How to Change an Illustration’s Color Scheme
Did you know that you can change the colors in an image without manually selecting each object? Using a color palette can elevate any illustration and make it much easier to portray a specific mood. With the ease of recoloring artwork in Adobe Illustrator, you have the freedom to use whatever colors they would like during the early stages of the design process. Then, once the illustration is complete, you can go back and implement a cohesive palette in only a few clicks. Plus, this technique is especially helpful if you’re hoping to make pop art-style imagery. You can duplicate the same image multiple times and apply different color themes in each one, like so:
Let’s begin! Throughout this process, you’re going to want the swatches panel open. If it isn’t in your window by default, go to Window > Swatches and drag it somewhere convenient.
- Find a color palette that you like.
When it comes to colors, you can find inspiration anywhere. Maybe you have an image with colors that you particularly like. Maybe you found a cool color palette online. If you already have an idea for how to recolor your illustration, use the eyedropper tool in Illustrator to pull colors from your inspiration image. Add every new color to your swatches by clicking on the (+) button in the Swatches panel—or create your own color theme.
If you don’t have a color palette ready made, no worries. On Adobe Color, you can either create your own swatches or find inspiration from the thousands of palettes posted to the “explore” page. Once you find a color theme that you like, click the option to download an .ase — or Adobe Swatch Exchange file.

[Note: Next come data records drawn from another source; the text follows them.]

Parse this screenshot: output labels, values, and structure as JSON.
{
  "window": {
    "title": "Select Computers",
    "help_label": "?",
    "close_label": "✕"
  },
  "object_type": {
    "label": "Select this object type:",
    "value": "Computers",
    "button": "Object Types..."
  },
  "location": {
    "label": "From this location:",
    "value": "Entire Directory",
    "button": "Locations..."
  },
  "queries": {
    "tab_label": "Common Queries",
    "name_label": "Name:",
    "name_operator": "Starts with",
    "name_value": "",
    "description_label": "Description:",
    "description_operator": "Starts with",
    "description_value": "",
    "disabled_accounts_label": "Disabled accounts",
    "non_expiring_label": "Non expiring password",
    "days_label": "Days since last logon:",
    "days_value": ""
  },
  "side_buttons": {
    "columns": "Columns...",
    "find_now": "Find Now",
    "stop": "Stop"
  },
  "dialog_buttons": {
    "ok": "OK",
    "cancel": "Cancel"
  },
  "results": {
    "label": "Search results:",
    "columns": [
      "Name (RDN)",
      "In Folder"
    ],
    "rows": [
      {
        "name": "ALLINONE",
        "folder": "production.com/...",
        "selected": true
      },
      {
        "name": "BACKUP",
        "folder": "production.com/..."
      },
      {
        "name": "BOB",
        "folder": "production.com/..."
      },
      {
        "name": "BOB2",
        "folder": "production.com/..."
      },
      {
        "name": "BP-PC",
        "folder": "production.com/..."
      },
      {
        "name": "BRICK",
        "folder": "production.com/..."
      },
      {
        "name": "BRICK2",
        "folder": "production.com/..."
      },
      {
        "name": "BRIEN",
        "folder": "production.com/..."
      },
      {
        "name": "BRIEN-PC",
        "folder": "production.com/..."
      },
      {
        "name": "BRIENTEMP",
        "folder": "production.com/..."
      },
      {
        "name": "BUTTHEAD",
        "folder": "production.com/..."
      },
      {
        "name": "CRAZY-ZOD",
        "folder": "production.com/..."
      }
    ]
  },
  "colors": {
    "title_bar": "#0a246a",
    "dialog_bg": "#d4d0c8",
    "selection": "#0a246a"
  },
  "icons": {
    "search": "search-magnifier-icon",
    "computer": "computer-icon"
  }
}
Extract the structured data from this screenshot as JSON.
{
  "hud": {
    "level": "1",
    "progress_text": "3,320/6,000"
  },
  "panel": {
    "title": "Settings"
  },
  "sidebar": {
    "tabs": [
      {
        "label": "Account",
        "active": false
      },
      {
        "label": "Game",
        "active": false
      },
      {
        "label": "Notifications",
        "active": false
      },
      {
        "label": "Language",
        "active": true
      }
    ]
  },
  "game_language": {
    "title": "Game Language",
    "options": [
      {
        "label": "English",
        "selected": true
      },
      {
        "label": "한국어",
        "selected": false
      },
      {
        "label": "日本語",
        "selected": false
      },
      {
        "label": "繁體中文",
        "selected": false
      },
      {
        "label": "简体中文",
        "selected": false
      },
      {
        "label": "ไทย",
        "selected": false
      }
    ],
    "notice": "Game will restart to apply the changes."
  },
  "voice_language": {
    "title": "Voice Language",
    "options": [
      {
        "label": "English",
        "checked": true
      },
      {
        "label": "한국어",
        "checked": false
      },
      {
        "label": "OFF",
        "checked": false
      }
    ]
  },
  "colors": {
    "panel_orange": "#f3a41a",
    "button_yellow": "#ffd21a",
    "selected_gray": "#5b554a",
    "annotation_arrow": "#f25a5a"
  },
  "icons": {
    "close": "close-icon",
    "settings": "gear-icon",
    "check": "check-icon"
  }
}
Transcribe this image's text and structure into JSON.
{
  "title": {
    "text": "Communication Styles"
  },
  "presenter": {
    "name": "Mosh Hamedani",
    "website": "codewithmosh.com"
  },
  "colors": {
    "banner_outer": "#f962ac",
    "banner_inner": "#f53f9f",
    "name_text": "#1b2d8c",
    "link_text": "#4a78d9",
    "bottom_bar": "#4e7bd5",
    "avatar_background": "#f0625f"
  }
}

To add the .ase file to your swatches library, click the hamburger menu in the swatches panel. Go to Open Swatch Library > Other Library… and select the file you downloaded from Adobe color. For this example, I chose this palette of vibrant contrasting tones.
- Select your illustration and go to Edit > Edit Colors > Recolor Artwork.
Once your colors are in the swatch palette, you’re ready to convert your illustration! Drag your mouse over the area that contains your illustration to select all of it. (If there’s nothing else in your illustrator file, you can also just press Command+A.) Then, go to Edit > Edit Colors > Recolor Artwork.
I will be using this image I drew of a car’s rear view mirror.
Note: This tutorial only works with vectors. If you are pulling an illustration from a raster-based program, like Photoshop, or just using an image from the Internet, you are going to need to convert it to vectors first. Use the image trace menu to transform the pixels into resizable curves. I recommend using the “silhouette” option for any black-and-white clipart/iconography and the “high-fidelity image” or “low-fidelity image” for something with more color, but you can find more in-depth instructions here.
- Double-click each color in the right column to adjust it.
In the Recolor Artwork menu, Illustrator will make a list of all of the colors you use on the left. On the right, you can change each of them. Double click each color in the right column and adjust as you see fit. You can select swatches from your color palette by clicking “color swatches.”
(If you’ve imported the swatch correctly, it will also appear in the “Color Groups” column in the Recolor Artwork Menu. In that case, click on the full swatch to expedite this process!)
One-by-one, change all of your colors to their new swatches. If you have a few similar colors in your original image, you can drag the colored bars on the left on top of each other to create a family. In my image, there are two shades of peach on the car exterior that I chose to treat as one color, since one is just a darkened version of the other.
You should be able to see your image in the background. Play around with the various colors until you find a combination that you like. You can drag the colors on the right side of the menu to quickly swap between them! On the right is the image my computer automatically created when I imported the Color Group. On the left is one I created by choosing each swatch’s replacement one-by-one. Notice how the computer combined the colors of the car into one color family, something I would have not thought to do!